A few minutes walk from our apartment is the 120-meter high, man-made Teufelsberg (Devil’s Mountain). This hilltop plateau with views of the city and the surrounding Grunewald (Green Forest) was made from some 75 million cubic meters of rubble from the second world war. It is frequented by tourists and locals, who come to take advantage of the views and of the wide open space to run their dogs and to fly their kites.
Monday, in spite of the gray and cold dampness of the afternoon, someone was there flying a kite. This is a common sight year round. Often multiple kites and remote controlled gliders and drones are in action simultaneously. But somehow, this week it seemed to me a sign that spring is on the way. Soon the gray landscape of the Grunewald will match its name again! I turned and walked along the edge of the plateau, and I saw below me were several more kites. These, however, were no cause for hope at all, for they were caught, broken and hanging rather forlornly in tree branches.
They reminded me of the lives of so many people who have lost hope, countless individuals, who for awhile may have soared, but who are now caught in the ugly entangling circumstances of life–trapped by their own unwillingness and inability to do what they were created to do.

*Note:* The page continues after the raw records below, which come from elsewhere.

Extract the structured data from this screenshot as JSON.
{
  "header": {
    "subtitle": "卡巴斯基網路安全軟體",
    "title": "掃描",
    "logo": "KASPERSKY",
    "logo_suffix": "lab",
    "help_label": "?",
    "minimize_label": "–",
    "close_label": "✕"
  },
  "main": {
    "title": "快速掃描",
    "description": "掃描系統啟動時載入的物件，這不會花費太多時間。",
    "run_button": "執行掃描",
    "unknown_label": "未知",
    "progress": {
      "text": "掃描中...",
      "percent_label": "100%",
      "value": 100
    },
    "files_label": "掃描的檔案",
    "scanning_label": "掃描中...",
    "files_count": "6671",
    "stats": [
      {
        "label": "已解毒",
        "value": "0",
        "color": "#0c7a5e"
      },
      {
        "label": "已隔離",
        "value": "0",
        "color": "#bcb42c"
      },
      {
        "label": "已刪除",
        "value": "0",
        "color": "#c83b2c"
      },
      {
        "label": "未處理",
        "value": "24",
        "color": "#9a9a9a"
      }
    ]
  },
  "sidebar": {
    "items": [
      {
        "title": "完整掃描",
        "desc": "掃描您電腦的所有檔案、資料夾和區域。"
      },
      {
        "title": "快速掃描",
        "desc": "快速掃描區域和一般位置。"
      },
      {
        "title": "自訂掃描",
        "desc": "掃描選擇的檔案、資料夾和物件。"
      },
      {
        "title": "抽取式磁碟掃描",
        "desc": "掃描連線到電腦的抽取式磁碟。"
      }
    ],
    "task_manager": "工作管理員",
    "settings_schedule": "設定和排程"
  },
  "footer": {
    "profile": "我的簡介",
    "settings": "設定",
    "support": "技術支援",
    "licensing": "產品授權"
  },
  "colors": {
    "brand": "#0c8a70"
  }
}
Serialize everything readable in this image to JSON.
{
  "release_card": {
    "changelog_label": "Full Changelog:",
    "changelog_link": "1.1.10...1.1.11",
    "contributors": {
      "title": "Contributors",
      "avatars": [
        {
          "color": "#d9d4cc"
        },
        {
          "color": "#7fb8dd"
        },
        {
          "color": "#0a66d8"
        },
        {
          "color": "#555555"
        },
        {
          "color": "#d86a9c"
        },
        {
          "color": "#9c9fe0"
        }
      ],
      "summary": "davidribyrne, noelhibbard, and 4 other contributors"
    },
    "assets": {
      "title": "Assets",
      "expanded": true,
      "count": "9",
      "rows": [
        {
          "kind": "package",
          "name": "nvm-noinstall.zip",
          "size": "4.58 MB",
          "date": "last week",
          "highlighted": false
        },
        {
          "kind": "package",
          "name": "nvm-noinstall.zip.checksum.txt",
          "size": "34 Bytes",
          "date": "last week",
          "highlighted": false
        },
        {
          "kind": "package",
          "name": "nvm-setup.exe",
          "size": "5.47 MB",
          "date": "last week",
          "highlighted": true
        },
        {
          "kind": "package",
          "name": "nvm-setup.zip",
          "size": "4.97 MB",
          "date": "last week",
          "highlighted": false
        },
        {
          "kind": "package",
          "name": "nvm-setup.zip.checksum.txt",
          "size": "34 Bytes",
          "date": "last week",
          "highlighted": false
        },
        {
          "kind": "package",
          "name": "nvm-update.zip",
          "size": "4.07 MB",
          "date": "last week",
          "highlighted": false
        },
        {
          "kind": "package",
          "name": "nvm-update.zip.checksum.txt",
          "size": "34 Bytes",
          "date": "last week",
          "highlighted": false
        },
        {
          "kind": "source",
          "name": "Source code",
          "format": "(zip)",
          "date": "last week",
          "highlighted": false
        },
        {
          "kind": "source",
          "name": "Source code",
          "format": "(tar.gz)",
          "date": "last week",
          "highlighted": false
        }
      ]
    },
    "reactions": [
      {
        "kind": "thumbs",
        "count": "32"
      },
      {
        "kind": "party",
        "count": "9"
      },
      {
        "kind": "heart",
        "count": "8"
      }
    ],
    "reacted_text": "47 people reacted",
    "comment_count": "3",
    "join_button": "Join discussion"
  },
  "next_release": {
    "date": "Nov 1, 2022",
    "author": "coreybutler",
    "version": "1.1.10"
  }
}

Kites, it seems, are always in danger from trees. (Remember Charlie Brown and his kite-eating tree?) But the problem isn’t really the trees. As long as kites remain connected to the kite flyer, they remain free to do what they were created to do, which is fly! As soon as a kite breaks free from the string or in rebellion gets away from its master, it will inevitably be lost and caught, unable to ever fly again . . . unless it is rescued.
Sin, which is a term for rebellion against God, breaks the connection we have with Him, and leaves us unable to achieve our created purpose, which is to live in relationship with Him. Away from the Master, we find ourselves caught by our own sins, trapped and hopeless. And unless we are rescued, we have no hope of ever being free.
But praise God, He has come to rescue us!
In light of our metaphor, it is interesting, how! For when we consider the Cross of Jesus, we see there a figure caught and hanging on a tree–broken, lifeless, seemingly without hope. But when we look beyond the Cross, we discover His broken and lifeless body raised up in the resurrection on the third day and ascended back into the heavens. The Scriptures teach us that by faith in the death and resurrection of Jesus we are granted the forgiveness of our sins. Through faith in Christ, we are set free, and we are also raised up to eternal life and ascended with Him into the heavens. May we receive this gospel and fly again for His glory!